In actuality, most roller coaster loops are not circular in shape. A commonly used shape for loops is the clothoid loop, which resembles an inverted tear drop and allows for less intense G-forces throughout the element for the rider. The name comes from the incorporation of sections from the mathematical clothoid spiral curve in the shape of the loop.  The use of this shape was pioneered in 1975, on Revolution at Six Flags Magic Mountain, by Werner Stengel of leading coaster engineering firm Ing.-Büro Stengel GmbH.
On the way up, from the bottom to the top of the loop, gravity is in opposition to the direction of the cars and will slow the train. The train is slowest at the top of the loop. Once beyond the top, gravity helps to pull the cars down around the bend. If the loop's curvature is constant, the rider is subjected to the greatest force at the bottom. If the curvature of the track changes suddenly, as from level to a circular loop, the greatest force is imposed almost instantly (see jerk). Gradual changes in curvature, as in the clothoid, reduce the force maximum (permitting more speed) and allow the rider time to cope safely with the changing force.
Obviously this "gentling" runs somewhat contrary to the coaster's raison d'être. Schwarzkopf-designed roller coasters often feature near-circular loops (in case of Thriller even without any reduction of curvature between two almost perfectly circular loops) resulting in intense rides—a trademark for the designer.
It is rare for a roller coaster to stall in a vertical loop, although this has happened before. The Turbine coaster (then known as Sirocco) at Walibi Belgium once stranded riders upside-down for several hours. The design of the trains and the rider restraint system (in this case, a simple lap bar) prevented any injuries from occurring, and the riders were removed with the use of a cherry picker. A similar incident occurred on Demon at Six Flags Great America.
- Cartmell, Robert (1987). The Incredible Scream Machine: A History of the Roller Coaster. Popular Press. p. 156. ISBN 0-87972-342-4.
- Timbs, John (1843). The Year-book of facts in science and art. London: Simpkin, Marshall, and Co.
- Roller Coaster History - Early History

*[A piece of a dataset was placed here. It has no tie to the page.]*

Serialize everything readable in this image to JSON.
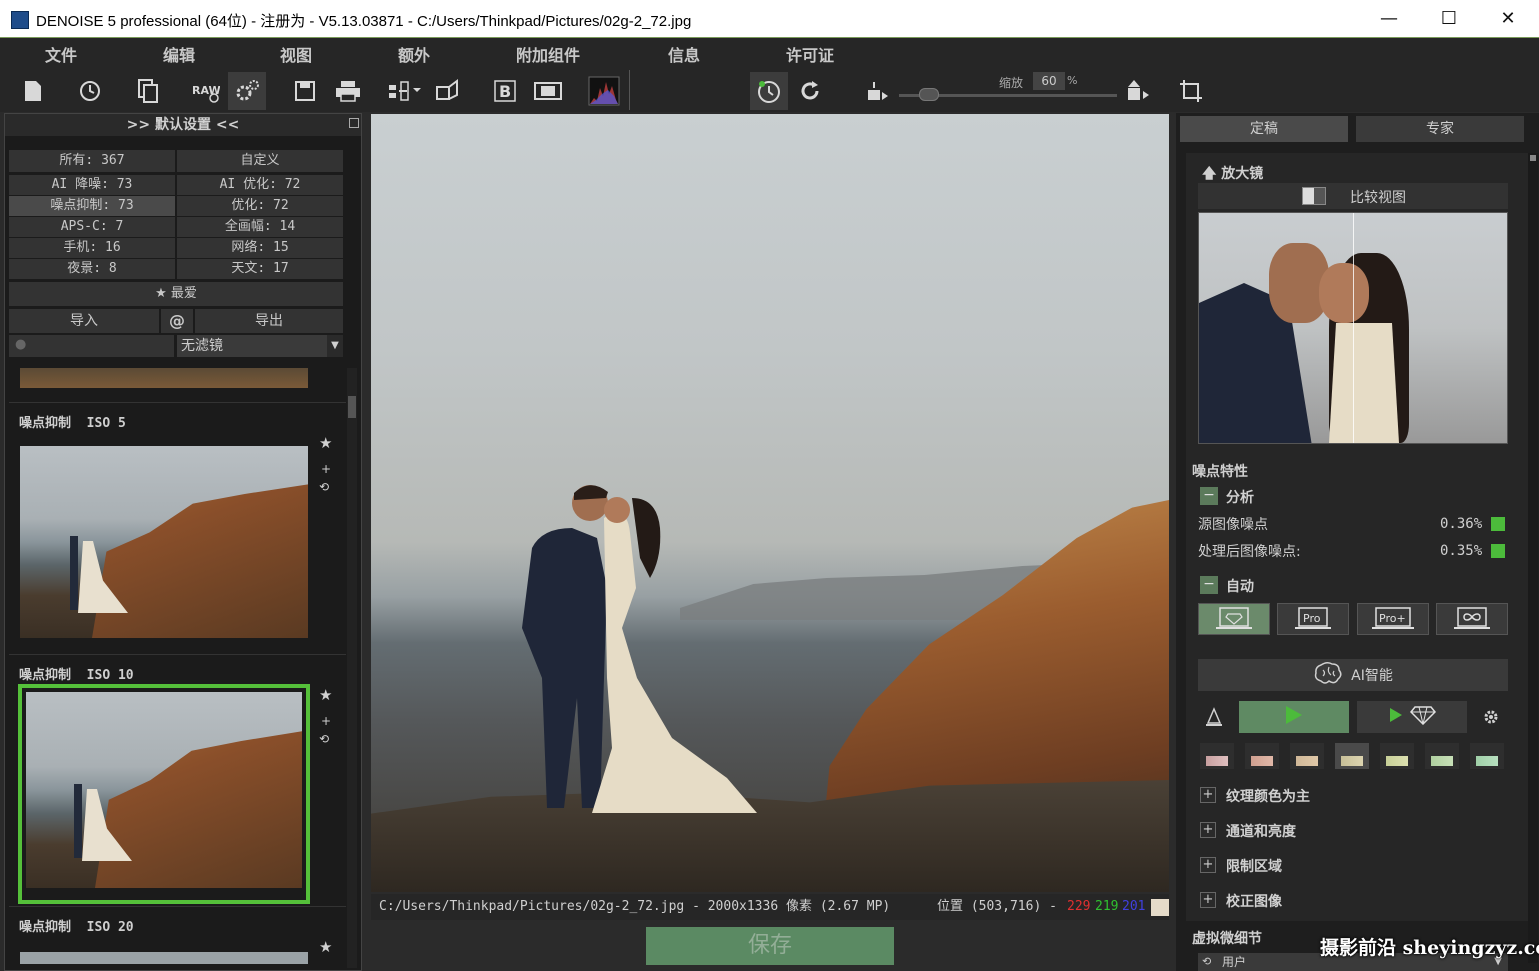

- Freizeitpark Forum - Die Looping-Rutsche kehrt zurück!
- EAP-Magazin.de: Special Feature2
- "Roller Coaster Loop Shapes". Archived from the original on 2007-08-27. Retrieved 2008-08-13.